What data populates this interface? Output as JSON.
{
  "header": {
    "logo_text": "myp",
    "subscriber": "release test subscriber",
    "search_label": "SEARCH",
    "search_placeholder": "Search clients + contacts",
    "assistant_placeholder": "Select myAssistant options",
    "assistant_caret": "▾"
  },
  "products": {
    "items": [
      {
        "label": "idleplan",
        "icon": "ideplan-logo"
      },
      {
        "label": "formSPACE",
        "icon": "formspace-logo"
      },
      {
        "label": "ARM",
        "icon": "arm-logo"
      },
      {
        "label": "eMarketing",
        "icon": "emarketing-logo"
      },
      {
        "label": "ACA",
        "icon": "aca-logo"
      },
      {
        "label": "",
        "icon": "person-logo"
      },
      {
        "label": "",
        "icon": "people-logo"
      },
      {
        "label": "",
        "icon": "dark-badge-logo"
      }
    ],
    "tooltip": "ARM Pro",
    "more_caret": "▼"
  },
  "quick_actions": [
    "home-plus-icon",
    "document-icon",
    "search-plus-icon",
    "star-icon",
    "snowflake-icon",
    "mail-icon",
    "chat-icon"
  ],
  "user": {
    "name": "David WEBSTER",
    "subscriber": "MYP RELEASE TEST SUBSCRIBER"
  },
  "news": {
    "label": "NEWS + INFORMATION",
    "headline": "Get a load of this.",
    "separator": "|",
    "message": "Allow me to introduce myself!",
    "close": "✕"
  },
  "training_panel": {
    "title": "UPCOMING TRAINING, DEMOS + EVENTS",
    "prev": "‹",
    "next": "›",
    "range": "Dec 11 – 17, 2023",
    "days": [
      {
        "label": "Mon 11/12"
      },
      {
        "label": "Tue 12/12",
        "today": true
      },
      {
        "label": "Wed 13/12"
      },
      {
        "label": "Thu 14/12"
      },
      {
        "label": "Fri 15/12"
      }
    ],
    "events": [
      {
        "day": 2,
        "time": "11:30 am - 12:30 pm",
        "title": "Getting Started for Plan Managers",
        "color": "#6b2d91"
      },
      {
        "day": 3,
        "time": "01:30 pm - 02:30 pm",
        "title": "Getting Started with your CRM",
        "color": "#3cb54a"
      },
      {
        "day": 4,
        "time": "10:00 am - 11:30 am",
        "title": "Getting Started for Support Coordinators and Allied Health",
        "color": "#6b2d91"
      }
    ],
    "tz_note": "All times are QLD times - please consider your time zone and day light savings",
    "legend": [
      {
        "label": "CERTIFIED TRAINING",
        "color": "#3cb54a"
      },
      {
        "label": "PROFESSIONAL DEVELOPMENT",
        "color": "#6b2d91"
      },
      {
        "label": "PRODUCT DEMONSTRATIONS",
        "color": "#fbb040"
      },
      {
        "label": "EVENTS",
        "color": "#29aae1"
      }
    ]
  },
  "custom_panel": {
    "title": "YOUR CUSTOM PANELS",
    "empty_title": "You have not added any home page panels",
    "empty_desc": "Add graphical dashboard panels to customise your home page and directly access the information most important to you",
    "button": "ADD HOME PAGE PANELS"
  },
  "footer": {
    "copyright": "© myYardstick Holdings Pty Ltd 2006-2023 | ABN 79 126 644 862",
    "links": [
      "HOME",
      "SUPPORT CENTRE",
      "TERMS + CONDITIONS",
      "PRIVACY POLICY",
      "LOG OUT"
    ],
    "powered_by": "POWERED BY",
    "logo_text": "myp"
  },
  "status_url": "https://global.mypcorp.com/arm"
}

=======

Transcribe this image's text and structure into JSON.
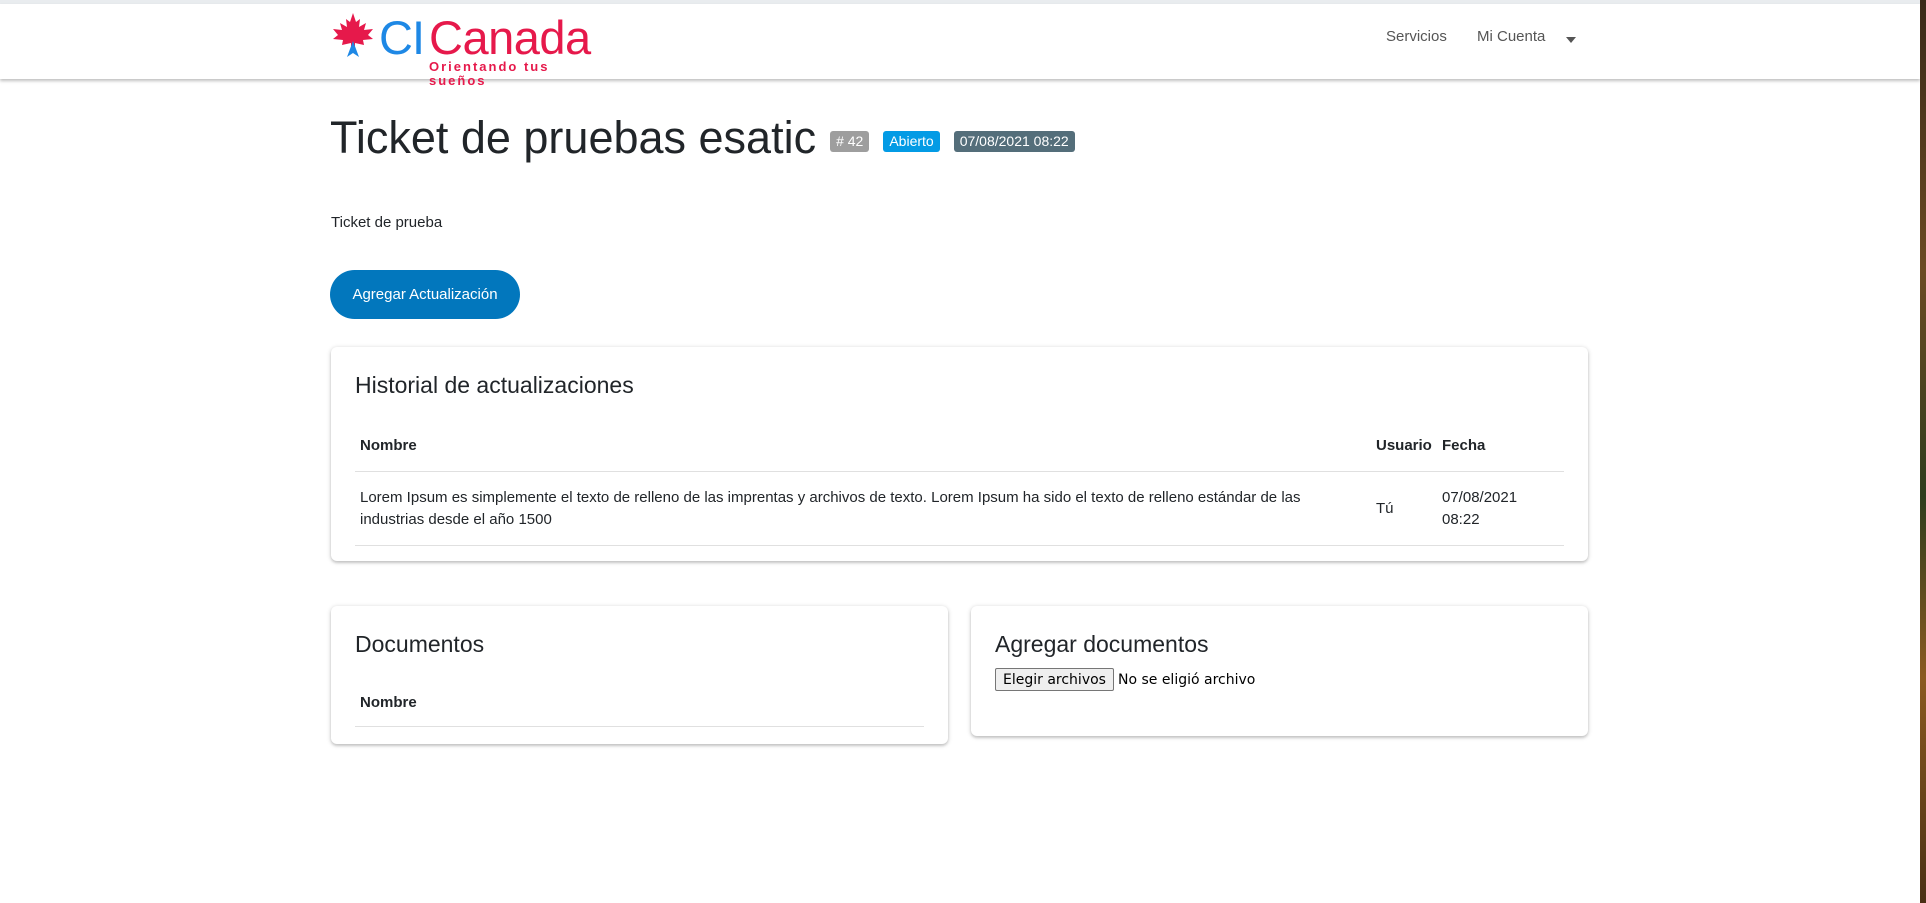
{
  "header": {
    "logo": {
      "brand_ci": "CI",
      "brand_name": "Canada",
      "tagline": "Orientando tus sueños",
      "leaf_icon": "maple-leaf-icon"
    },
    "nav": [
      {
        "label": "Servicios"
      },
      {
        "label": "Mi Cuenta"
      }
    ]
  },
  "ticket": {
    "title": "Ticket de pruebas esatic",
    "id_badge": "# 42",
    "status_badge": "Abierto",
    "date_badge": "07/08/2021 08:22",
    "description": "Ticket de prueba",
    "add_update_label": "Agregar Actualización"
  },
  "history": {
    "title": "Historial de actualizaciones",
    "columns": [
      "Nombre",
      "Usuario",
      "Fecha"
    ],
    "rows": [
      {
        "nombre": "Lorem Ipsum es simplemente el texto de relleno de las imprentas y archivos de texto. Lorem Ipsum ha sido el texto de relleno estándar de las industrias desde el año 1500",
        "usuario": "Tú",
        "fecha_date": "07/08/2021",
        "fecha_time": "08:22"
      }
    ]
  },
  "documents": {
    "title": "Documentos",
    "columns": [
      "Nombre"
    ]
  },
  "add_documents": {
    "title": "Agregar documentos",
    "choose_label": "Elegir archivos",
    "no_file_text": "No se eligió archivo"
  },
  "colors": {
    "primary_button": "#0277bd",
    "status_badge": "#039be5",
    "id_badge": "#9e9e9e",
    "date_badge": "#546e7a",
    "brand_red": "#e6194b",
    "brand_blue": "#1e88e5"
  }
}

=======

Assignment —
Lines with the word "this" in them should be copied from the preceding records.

Completed task —
What data populates this interface? Output as JSON.
    "headline": "Get a load of this.",
Transcribe this image's text and structure into JSON.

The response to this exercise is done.